by Martha Gail Moore

We’re more than halfway through this summer, and for much of the U.S. it has not been a particularly hot one, except in the West. But even if your neck of the woods hasn’t been as hot as previous summers, you can still conserve energy and save money. Here are three simple things you can do that’ll get both these important objectives accomplished.

Programmable Thermostat

First, install a programmable thermostat. If you’re the DIY type, there are lots of websites that can give you step-by-step instructions. Of course, you can call your local heating and air conditioning professionals, too. They could also do an energy audit. Then you could get really precise about finding where your biggest problems are and addressing the things that are consuming the most energy. But a programmable thermostat is a very good place to start. It works by adjusting the temperature to fit your schedule. It cools your home when you’re there and keeps it from getting too hot when you’re not. Programmable thermostats can save you up to 15 percent on your energy bill.


Second, install ceiling fans. Again, this can be a DIY project if you’re experienced in electrical work. You need accurate measurements of the room, including the height, before you head to the store to purchase the fans.

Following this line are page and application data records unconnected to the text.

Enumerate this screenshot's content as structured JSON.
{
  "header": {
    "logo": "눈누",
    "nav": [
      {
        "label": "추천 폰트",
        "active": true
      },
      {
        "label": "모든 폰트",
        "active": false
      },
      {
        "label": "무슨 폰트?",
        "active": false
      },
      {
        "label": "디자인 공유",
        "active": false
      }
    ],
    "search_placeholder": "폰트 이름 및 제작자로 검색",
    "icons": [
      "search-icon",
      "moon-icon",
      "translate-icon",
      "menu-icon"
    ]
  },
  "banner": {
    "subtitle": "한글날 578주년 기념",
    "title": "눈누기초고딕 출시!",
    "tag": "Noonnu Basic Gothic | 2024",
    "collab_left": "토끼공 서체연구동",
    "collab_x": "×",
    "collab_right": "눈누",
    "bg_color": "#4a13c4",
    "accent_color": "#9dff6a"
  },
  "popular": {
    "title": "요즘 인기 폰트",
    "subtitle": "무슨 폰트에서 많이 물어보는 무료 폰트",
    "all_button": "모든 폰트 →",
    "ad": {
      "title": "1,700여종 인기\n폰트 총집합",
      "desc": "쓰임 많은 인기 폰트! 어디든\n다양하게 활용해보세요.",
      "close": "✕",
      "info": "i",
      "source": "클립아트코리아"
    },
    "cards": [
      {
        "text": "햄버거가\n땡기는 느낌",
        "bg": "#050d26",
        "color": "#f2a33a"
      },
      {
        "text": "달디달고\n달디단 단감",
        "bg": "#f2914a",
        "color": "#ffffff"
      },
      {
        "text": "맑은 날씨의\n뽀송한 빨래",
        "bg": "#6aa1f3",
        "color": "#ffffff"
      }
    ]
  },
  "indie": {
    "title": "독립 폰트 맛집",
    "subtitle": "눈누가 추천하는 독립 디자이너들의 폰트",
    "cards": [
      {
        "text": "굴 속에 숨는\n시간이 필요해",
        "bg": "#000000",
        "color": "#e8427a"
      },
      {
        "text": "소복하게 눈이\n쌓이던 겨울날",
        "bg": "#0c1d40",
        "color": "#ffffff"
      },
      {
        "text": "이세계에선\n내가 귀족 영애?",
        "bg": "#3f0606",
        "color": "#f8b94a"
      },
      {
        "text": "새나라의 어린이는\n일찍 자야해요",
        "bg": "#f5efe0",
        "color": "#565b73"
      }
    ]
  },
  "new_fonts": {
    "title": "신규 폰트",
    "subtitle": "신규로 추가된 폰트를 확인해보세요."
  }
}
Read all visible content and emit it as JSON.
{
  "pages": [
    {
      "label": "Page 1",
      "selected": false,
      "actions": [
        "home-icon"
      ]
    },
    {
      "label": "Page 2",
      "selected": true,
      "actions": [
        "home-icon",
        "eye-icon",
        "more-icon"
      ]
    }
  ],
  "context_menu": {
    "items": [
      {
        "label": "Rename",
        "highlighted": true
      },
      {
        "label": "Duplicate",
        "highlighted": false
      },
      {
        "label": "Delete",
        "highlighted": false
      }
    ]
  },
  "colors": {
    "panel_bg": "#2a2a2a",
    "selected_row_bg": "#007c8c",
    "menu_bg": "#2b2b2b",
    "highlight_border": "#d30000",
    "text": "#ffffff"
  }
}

Sales people can help you pick the right-sized blades for the room, and determine the best mounting solution for the type of ceiling you have.

If you already have a lighting fixture where you want the fan, this will be a pretty simple job. The most important thing to understand is that the regular electrical box needs to be replaced with a fan-rated electrical box. A ceiling fan requires stronger support for the added weight and motion of the fan. Be sure the blades of the fan are 10 inches or more from the ceiling, so they can adequately circulate the air. They also need to be mounted high enough from the floor so that a 6-foot-tall person doesn’t run the risk of injuring himself either.

If ceiling fans are not an option, even box fans or fans on a stand that oscillate can make a huge difference in helping you feel cooler in your home. What we’re aiming for here is to make our bodies feel cooler by the simple movement of air over our skin, because there’s a warm layer of air that surrounds our bodies. It’s what physiologists call the “boundary layer.”

Fans moving the air across our boundary layer can make the temperature feel like it is four degrees cooler than it actually is. The way you save money with this method is by turning your thermostat up and letting the fans circulate the cool air from your central air conditioner. Each degree higher that you set your thermostat saves you from seven to 10 percent on cooling costs.

For more temperate climates, fans can be all you need with the windows open in the fall and early spring. Always choose Energy Star products, because they pay for themselves very quickly by the energy you save. Another important tip with ceiling fans is to reverse the direction of the blades during the winter. Warm air rises and cold air sinks, so having the blades clockwise for the winter pushes the air onto the ceiling and then down the sides of the walls to the floor keeping you warmer. There’s a knob on the ceiling fan where you can switch the blade direction.

 Water Heater

Third, turn your hot water heater down. Adjusting the thermostat to 120 degrees is sufficient for showers, washing clothes, and
running the dishwasher. The Department of Energy says water heating is one of the biggest uses of energy in our homes. Of course, conserving water also fits into this course of action. The less water you use, the less water you heat.


While this is certainly not an exhaustive list of things you can do, these are certainly some of the biggest steps you can take to conserve energy. The more you do to save, the smaller carbon footprint you leave on the planet, too. Have a great rest of the summer staying cool, conserving energy, and saving money!